Image credit: NASA/JPL
A thunderstorm in Australia has hampered communications between NASA and the Spirit rover on Mars. The rover was supposed to use its Rock Abrasion Tool (RAT) to grind into the rock 5 mm, but the weather interfered with the commands sent from Earth. When it doesn’t receive orders from Earth, Spirit goes into a stasis mode where it runs checks on its systems, and takes photographs of its surroundings. Engineers are hoping to try again tonight.
Ground controllers were able to send commands to the Mars Exploration Rover Spirit early Wednesday and received a simple signal acknowledging that the rover heard them, but they did not receive expected scientific and engineering data during scheduled communication passes during the rest of that martian day.
Project managers have not yet determined the cause, but similar events occurred several times during the Mars Pathfinder mission. The team is examining a number of different scenarios, some of which would be resolved when the rover wakes up after powering down at the end of the martian day (around midday Pacific time Wednesday).
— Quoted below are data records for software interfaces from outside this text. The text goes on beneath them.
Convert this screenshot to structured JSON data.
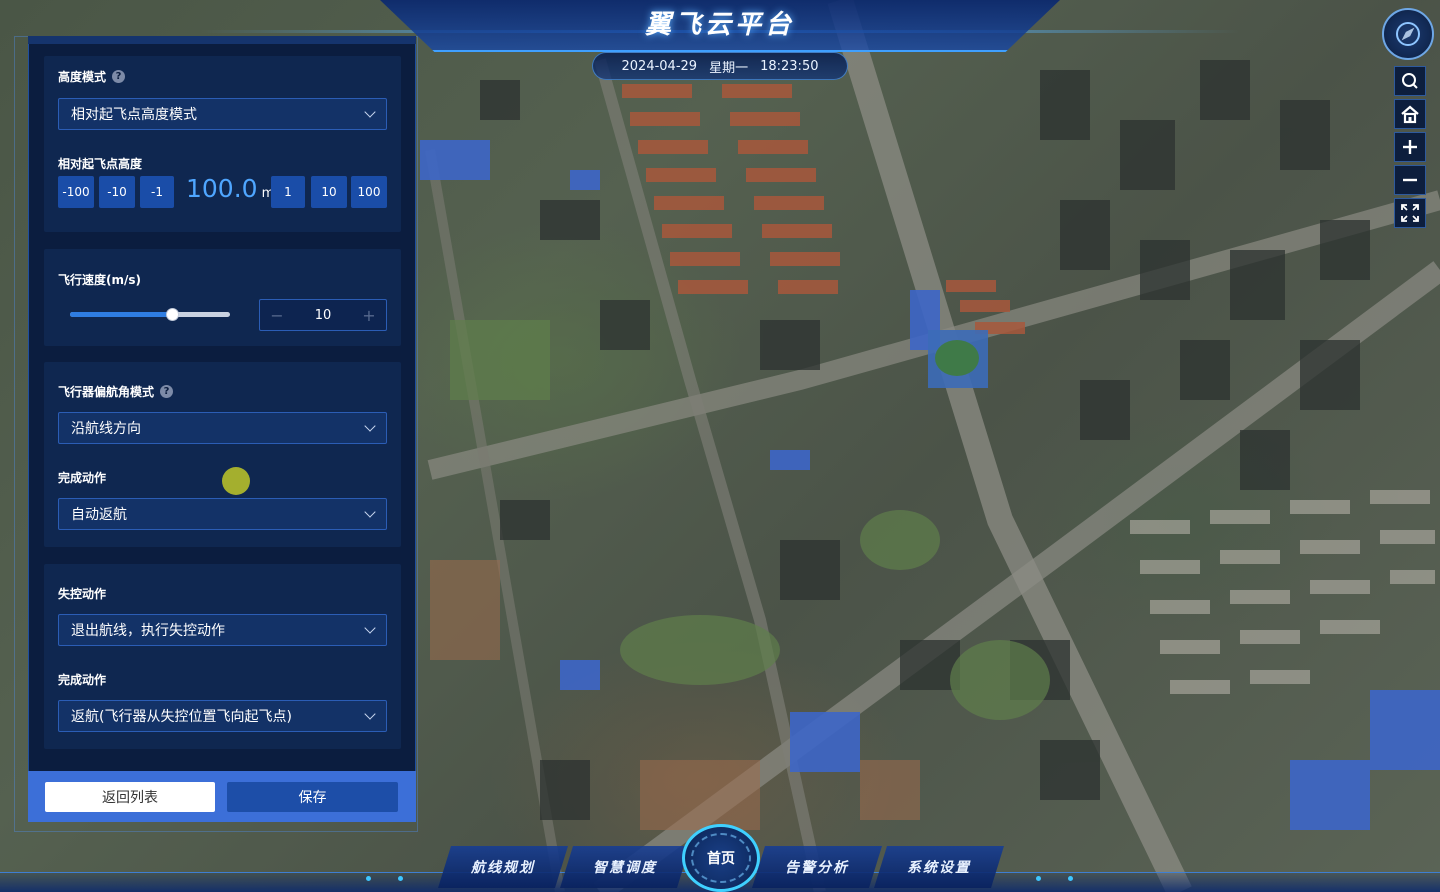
{
  "header": {
    "title": "翼飞云平台",
    "date": "2024-04-29",
    "weekday": "星期一",
    "time": "18:23:50"
  },
  "panel": {
    "altitude_mode": {
      "label": "高度模式",
      "value": "相对起飞点高度模式"
    },
    "relative_height": {
      "label": "相对起飞点高度",
      "minus_buttons": [
        "-100",
        "-10",
        "-1"
      ],
      "plus_buttons": [
        "1",
        "10",
        "100"
      ],
      "value": "100.0",
      "unit": "m"
    },
    "speed": {
      "label": "飞行速度(m/s)",
      "value": "10",
      "slider_fraction": 0.64,
      "minus": "−",
      "plus": "+"
    },
    "yaw_mode": {
      "label": "飞行器偏航角模式",
      "value": "沿航线方向"
    },
    "finish_action": {
      "label": "完成动作",
      "value": "自动返航"
    },
    "lost_control": {
      "label": "失控动作",
      "value": "退出航线，执行失控动作"
    },
    "lost_finish_action": {
      "label": "完成动作",
      "value": "返航(飞行器从失控位置飞向起飞点)"
    },
    "buttons": {
      "back": "返回列表",
      "save": "保存"
    }
  },
  "toolbar": {
    "icons": [
      "compass-icon",
      "search-icon",
      "home-icon",
      "zoom-in-icon",
      "zoom-out-icon",
      "fullscreen-icon"
    ]
  },
  "nav": {
    "items": [
      "航线规划",
      "智慧调度",
      "告警分析",
      "系统设置"
    ],
    "home": "首页"
  },
  "colors": {
    "panel_bg": "#0b1d3f",
    "card_bg": "#0f2750",
    "accent": "#1a4da8",
    "value_blue": "#4fa6ff",
    "footer": "#3c6fd8"
  }
}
The next opportunity to hear from the vehicle is when the rover may attempt to communicate with the Mars Global Surveyor orbiter at about 8:30 p.m. Pacific time tonight. A second communication opportunity may occur about two hours later during a relay pass via the Mars Odyssey orbiter. If necessary, the flight team will take additional recovery steps early Thursday morning (the morning of sol 19 on Mars) when the rover wakes up and can communicate directly with Earth.
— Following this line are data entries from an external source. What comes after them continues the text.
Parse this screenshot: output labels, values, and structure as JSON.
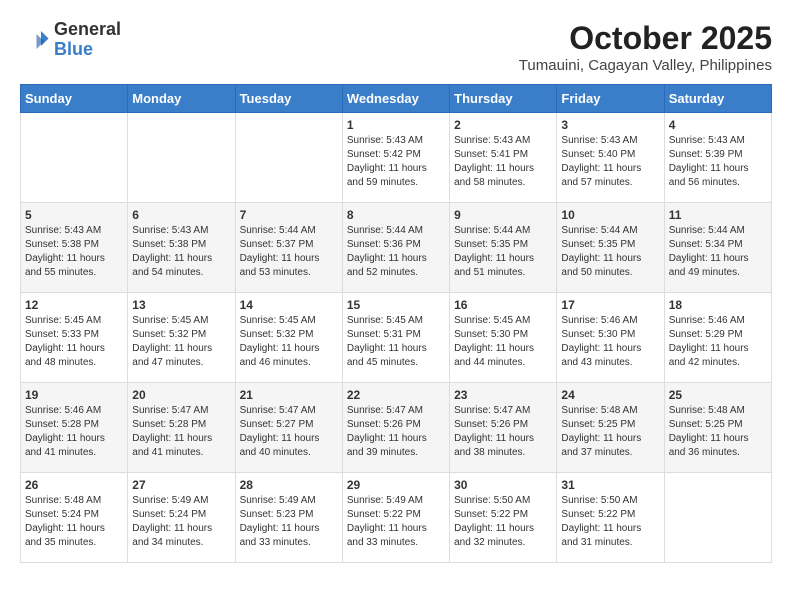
{
  "logo": {
    "general": "General",
    "blue": "Blue"
  },
  "title": "October 2025",
  "subtitle": "Tumauini, Cagayan Valley, Philippines",
  "days_of_week": [
    "Sunday",
    "Monday",
    "Tuesday",
    "Wednesday",
    "Thursday",
    "Friday",
    "Saturday"
  ],
  "weeks": [
    [
      {
        "day": "",
        "info": ""
      },
      {
        "day": "",
        "info": ""
      },
      {
        "day": "",
        "info": ""
      },
      {
        "day": "1",
        "info": "Sunrise: 5:43 AM\nSunset: 5:42 PM\nDaylight: 11 hours\nand 59 minutes."
      },
      {
        "day": "2",
        "info": "Sunrise: 5:43 AM\nSunset: 5:41 PM\nDaylight: 11 hours\nand 58 minutes."
      },
      {
        "day": "3",
        "info": "Sunrise: 5:43 AM\nSunset: 5:40 PM\nDaylight: 11 hours\nand 57 minutes."
      },
      {
        "day": "4",
        "info": "Sunrise: 5:43 AM\nSunset: 5:39 PM\nDaylight: 11 hours\nand 56 minutes."
      }
    ],
    [
      {
        "day": "5",
        "info": "Sunrise: 5:43 AM\nSunset: 5:38 PM\nDaylight: 11 hours\nand 55 minutes."
      },
      {
        "day": "6",
        "info": "Sunrise: 5:43 AM\nSunset: 5:38 PM\nDaylight: 11 hours\nand 54 minutes."
      },
      {
        "day": "7",
        "info": "Sunrise: 5:44 AM\nSunset: 5:37 PM\nDaylight: 11 hours\nand 53 minutes."
      },
      {
        "day": "8",
        "info": "Sunrise: 5:44 AM\nSunset: 5:36 PM\nDaylight: 11 hours\nand 52 minutes."
      },
      {
        "day": "9",
        "info": "Sunrise: 5:44 AM\nSunset: 5:35 PM\nDaylight: 11 hours\nand 51 minutes."
      },
      {
        "day": "10",
        "info": "Sunrise: 5:44 AM\nSunset: 5:35 PM\nDaylight: 11 hours\nand 50 minutes."
      },
      {
        "day": "11",
        "info": "Sunrise: 5:44 AM\nSunset: 5:34 PM\nDaylight: 11 hours\nand 49 minutes."
      }
    ],
    [
      {
        "day": "12",
        "info": "Sunrise: 5:45 AM\nSunset: 5:33 PM\nDaylight: 11 hours\nand 48 minutes."
      },
      {
        "day": "13",
        "info": "Sunrise: 5:45 AM\nSunset: 5:32 PM\nDaylight: 11 hours\nand 47 minutes."
      },
      {
        "day": "14",
        "info": "Sunrise: 5:45 AM\nSunset: 5:32 PM\nDaylight: 11 hours\nand 46 minutes."
      },
      {
        "day": "15",
        "info": "Sunrise: 5:45 AM\nSunset: 5:31 PM\nDaylight: 11 hours\nand 45 minutes."
      },
      {
        "day": "16",
        "info": "Sunrise: 5:45 AM\nSunset: 5:30 PM\nDaylight: 11 hours\nand 44 minutes."
      },
      {
        "day": "17",
        "info": "Sunrise: 5:46 AM\nSunset: 5:30 PM\nDaylight: 11 hours\nand 43 minutes."
      },
      {
        "day": "18",
        "info": "Sunrise: 5:46 AM\nSunset: 5:29 PM\nDaylight: 11 hours\nand 42 minutes."
      }
    ],
    [
      {
        "day": "19",
        "info": "Sunrise: 5:46 AM\nSunset: 5:28 PM\nDaylight: 11 hours\nand 41 minutes."
      },
      {
        "day": "20",
        "info": "Sunrise: 5:47 AM\nSunset: 5:28 PM\nDaylight: 11 hours\nand 41 minutes."
      },
      {
        "day": "21",
        "info": "Sunrise: 5:47 AM\nSunset: 5:27 PM\nDaylight: 11 hours\nand 40 minutes."
      },
      {
        "day": "22",
        "info": "Sunrise: 5:47 AM\nSunset: 5:26 PM\nDaylight: 11 hours\nand 39 minutes."
      },
      {
        "day": "23",
        "info": "Sunrise: 5:47 AM\nSunset: 5:26 PM\nDaylight: 11 hours\nand 38 minutes."
      },
      {
        "day": "24",
        "info": "Sunrise: 5:48 AM\nSunset: 5:25 PM\nDaylight: 11 hours\nand 37 minutes."
      },
      {
        "day": "25",
        "info": "Sunrise: 5:48 AM\nSunset: 5:25 PM\nDaylight: 11 hours\nand 36 minutes."
      }
    ],
    [
      {
        "day": "26",
        "info": "Sunrise: 5:48 AM\nSunset: 5:24 PM\nDaylight: 11 hours\nand 35 minutes."
      },
      {
        "day": "27",
        "info": "Sunrise: 5:49 AM\nSunset: 5:24 PM\nDaylight: 11 hours\nand 34 minutes."
      },
      {
        "day": "28",
        "info": "Sunrise: 5:49 AM\nSunset: 5:23 PM\nDaylight: 11 hours\nand 33 minutes."
      },
      {
        "day": "29",
        "info": "Sunrise: 5:49 AM\nSunset: 5:22 PM\nDaylight: 11 hours\nand 33 minutes."
      },
      {
        "day": "30",
        "info": "Sunrise: 5:50 AM\nSunset: 5:22 PM\nDaylight: 11 hours\nand 32 minutes."
      },
      {
        "day": "31",
        "info": "Sunrise: 5:50 AM\nSunset: 5:22 PM\nDaylight: 11 hours\nand 31 minutes."
      },
      {
        "day": "",
        "info": ""
      }
    ]
  ]
}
Full details on the rover’s status will be described in the next daily news conference Thursday at 9 a.m. Pacific time at the Jet Propulsion Laboratory, which will be broadcast live on NASA Television.
Original Source: NASA/JPL News Release